Competitive markets

Developing neutral legal standards for international contracts

  • 4 November 2015

The main purpose of this study is to deal with the issue of the lex mercatoria and/or general principles of law as a contractual solution for the choice of the governing law which can be used when no agreement on a domestic law is possible or appropriate.

When choosing the applicable law, parties may wish to agree on neutral solutions, instead of submitting the contract to the domestic law of one of the parties. When this is the case they may opt for the law of a third country or they may decide to submit their contract to a-national rules of law, such as “principles of law generally recognized in international trade”, “Unidroit Principles on International Commercial Contracts”, or other transnational rules.

ICC has followed this second approach in several of its model contracts by providing optional choice-of-law clauses referring to “principles of law generally recognized in international trade” in conjunction with the Unidroit Principles.

The Task Force which has prepared this study has been created, within the ICC Commission on Commercial Law and Practice, with the purpose of exploring the pro’s and con’s of choice-of-law clauses based on general principles of law and the Unidroit Principles and of clarifying the practical use that can be made of such solution in order to construe choice of law clauses which may help parties to escape the rigid alternative between “my law” or “your law”.

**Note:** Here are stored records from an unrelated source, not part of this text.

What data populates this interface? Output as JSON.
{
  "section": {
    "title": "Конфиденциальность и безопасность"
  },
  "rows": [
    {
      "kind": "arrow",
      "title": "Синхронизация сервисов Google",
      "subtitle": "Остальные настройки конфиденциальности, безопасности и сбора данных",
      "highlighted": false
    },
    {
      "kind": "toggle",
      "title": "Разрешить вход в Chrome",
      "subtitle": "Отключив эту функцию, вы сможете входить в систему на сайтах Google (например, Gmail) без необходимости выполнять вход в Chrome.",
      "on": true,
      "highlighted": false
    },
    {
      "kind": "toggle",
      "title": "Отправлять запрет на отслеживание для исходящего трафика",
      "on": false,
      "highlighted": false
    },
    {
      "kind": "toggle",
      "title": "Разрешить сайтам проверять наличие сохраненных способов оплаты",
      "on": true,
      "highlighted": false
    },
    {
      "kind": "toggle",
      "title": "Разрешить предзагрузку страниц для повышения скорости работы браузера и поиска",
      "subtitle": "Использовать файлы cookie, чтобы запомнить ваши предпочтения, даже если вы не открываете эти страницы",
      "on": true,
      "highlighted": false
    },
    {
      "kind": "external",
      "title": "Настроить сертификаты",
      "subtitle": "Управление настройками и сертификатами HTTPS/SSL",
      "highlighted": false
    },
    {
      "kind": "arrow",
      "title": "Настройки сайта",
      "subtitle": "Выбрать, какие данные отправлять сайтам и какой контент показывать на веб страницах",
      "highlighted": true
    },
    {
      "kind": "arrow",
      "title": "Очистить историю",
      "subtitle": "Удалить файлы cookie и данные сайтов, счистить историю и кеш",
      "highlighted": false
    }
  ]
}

The Task Force was chaired by Fabio Bortolotti (Italy) and Franco Silvano Toni di Cigoli (Italy) and has benefited from the active participation of the following Task Force members: Stefano Catelani (Switzerland), Bruce Collins (Australia), Gaby El Hakim (Bahrain), Richard Gwynne (UK), Philip Landolt (Switzerland), and Galyah NatanEpstein (Israel). ICC Secretariat oversight was provided by ICC Senior Policy Manager, Emily O’Connor (France).